Inspired by Bob Ross, Michigan is planting thousands of 'happy little trees'

September 9, 2019, 8:26 a.m.
Volunteers plant happy little trees in Michigan.
Photo: Michelle Coss/Michigan Department of Natural Resources

It seems like nearly every generation has discovered Bob Ross, the soft-spoken, large-haired star of the public television show, "The Joy of Painting." From the early '80s through early '90s, Ross shared his love for nature as he taught viewers how to paint "happy little trees."

Now, in Michigan, these happy little trees have come to life.

Bob Ross Inc. and Michigan’s Department of Natural Resources (DNR) have partnered to rename the state's "prison grow" program as "Happy Little Trees." The happy partnership is one way the state parks system is celebrating its 100th birthday.

Each year, inmates in the state's Department of Corrections career and technical education program study horticulture practices while raising trees using native seeds. When the trees reach about 6 feet tall, they are taken by volunteers and planted throughout 21 of Michigan's state parks. About 1,000 trees are planted each year.

Michelle Coss, fund development coordinator for the Michigan Department of Natural Resources' Parks and Recreation Division, came up with the idea to rename the program.

"I kind of envisioned trees leaving jail and running to a campground and being 'happy little trees' so we reached out to Bob Ross Inc. and they loved it and off we went," Coss tells MNN.

The new trees are planted in parks to replace those that have been harmed by disease or by visitors.

"It is about replacing trees that have invasive species or that have been damaged from people running over them or breaking off limbs," Coss says.

Brian Dunn, the park supervisor at Port Crescent State Park, holds a Happy Little Trees sign. Brian Dunn, the park supervisor at Port Crescent State Park, holds a Happy Little Trees sign. (Photo: Michelle Coss/Michigan Department of Natural Resources)

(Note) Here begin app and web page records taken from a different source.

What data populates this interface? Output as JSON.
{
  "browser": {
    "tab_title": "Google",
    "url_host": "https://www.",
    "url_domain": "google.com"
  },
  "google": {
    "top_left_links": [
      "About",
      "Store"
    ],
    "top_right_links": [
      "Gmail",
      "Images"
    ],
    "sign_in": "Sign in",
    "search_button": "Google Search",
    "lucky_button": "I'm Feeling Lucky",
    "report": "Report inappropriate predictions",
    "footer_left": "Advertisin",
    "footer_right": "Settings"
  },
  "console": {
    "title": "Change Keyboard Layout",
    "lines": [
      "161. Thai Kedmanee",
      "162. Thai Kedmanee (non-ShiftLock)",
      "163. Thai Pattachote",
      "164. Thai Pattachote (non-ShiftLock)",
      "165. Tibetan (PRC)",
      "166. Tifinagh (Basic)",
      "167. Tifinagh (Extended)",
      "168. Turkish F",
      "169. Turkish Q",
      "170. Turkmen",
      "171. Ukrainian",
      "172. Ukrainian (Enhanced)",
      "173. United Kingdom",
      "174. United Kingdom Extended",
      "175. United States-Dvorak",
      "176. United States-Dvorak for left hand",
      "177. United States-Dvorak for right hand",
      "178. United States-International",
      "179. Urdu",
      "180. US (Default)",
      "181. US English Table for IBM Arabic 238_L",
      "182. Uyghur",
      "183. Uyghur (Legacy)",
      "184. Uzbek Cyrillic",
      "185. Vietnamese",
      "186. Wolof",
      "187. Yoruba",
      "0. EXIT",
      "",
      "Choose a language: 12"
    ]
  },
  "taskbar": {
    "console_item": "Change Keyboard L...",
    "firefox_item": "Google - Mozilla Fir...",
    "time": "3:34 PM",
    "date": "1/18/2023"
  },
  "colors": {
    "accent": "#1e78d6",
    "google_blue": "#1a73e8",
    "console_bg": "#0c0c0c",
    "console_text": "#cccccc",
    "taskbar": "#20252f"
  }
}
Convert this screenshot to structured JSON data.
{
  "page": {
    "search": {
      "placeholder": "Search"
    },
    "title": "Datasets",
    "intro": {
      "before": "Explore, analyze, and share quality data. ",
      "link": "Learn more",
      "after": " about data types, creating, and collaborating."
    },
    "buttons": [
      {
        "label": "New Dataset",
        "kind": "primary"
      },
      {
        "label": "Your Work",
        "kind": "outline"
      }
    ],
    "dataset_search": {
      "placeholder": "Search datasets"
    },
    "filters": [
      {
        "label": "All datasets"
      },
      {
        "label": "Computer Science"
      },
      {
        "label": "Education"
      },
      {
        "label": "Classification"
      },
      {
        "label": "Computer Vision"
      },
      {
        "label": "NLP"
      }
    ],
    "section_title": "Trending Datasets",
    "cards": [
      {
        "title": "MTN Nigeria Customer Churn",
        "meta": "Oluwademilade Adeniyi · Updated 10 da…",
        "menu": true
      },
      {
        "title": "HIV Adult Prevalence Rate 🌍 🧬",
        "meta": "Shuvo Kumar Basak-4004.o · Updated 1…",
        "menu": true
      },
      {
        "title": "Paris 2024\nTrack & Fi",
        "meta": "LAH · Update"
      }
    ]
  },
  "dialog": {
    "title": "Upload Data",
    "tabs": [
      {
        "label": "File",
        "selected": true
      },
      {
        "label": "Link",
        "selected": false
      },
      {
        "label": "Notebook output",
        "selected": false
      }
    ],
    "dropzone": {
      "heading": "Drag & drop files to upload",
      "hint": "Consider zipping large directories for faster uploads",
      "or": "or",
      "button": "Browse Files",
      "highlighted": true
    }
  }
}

Three parks — Orchard Beach, Port Crescent and Yankee Springs — will have signs featuring Ross's face and volunteers who help plant all receive commemorative T-shirts, also starring Ross and his signature hairdo. Because the program (and the shirt) have been so popular, the DNR has no more tree-planting volunteer spots this season.

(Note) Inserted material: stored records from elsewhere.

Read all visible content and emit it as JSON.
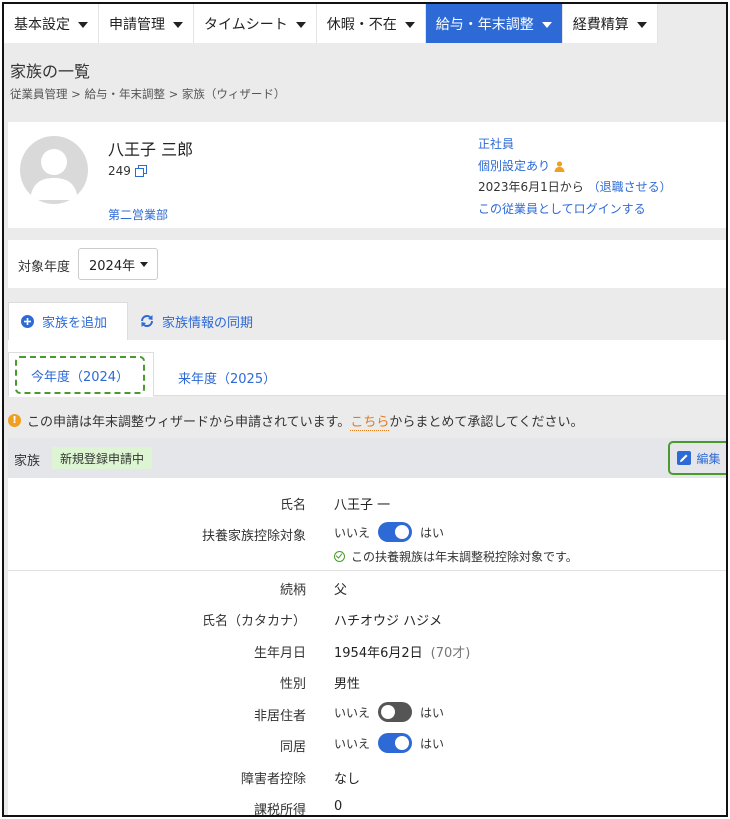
{
  "nav": {
    "tabs": [
      {
        "label": "基本設定"
      },
      {
        "label": "申請管理"
      },
      {
        "label": "タイムシート"
      },
      {
        "label": "休暇・不在"
      },
      {
        "label": "給与・年末調整"
      },
      {
        "label": "経費精算"
      }
    ],
    "active_index": 4
  },
  "page": {
    "title": "家族の一覧",
    "breadcrumb": "従業員管理 > 給与・年末調整 > 家族（ウィザード）"
  },
  "employee": {
    "name": "八王子 三郎",
    "id": "249",
    "department": "第二営業部",
    "type": "正社員",
    "custom_setting": "個別設定あり",
    "start": "2023年6月1日から",
    "retire_link": "（退職させる）",
    "login_link": "この従業員としてログインする"
  },
  "year_select": {
    "label": "対象年度",
    "value": "2024年"
  },
  "actions": {
    "add_family": "家族を追加",
    "sync": "家族情報の同期"
  },
  "year_tabs": {
    "current": "今年度（2024）",
    "next": "来年度（2025）"
  },
  "notice": {
    "before": "この申請は年末調整ウィザードから申請されています。",
    "link": "こちら",
    "after": "からまとめて承認してください。"
  },
  "family": {
    "section_title": "家族",
    "badge": "新規登録申請中",
    "edit_label": "編集",
    "toggle_no": "いいえ",
    "toggle_yes": "はい",
    "fields": {
      "name_label": "氏名",
      "name_value": "八王子 一",
      "dependent_label": "扶養家族控除対象",
      "dependent_on": true,
      "dependent_note": "この扶養親族は年末調整税控除対象です。",
      "relation_label": "続柄",
      "relation_value": "父",
      "kana_label": "氏名（カタカナ）",
      "kana_value": "ハチオウジ ハジメ",
      "birth_label": "生年月日",
      "birth_value": "1954年6月2日",
      "age": "(70才)",
      "gender_label": "性別",
      "gender_value": "男性",
      "nonresident_label": "非居住者",
      "nonresident_on": false,
      "cohabit_label": "同居",
      "cohabit_on": true,
      "disability_label": "障害者控除",
      "disability_value": "なし",
      "income_label": "課税所得",
      "income_value": "0"
    }
  }
}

To appease all the fans who want to support the program and who really love Bob Ross, Michigan DNR is selling T-shirts featuring the artist that will benefit the tree-planting program.

The group is also planning a virtual 5K in April where you run a 5K on the honor system wherever you are. It will be called "Run for the Trees," Coss says, and it's perfect timing because the event coincides with Arbor Day and Earth Day. More information will be available on the DNR's Happy Trees site.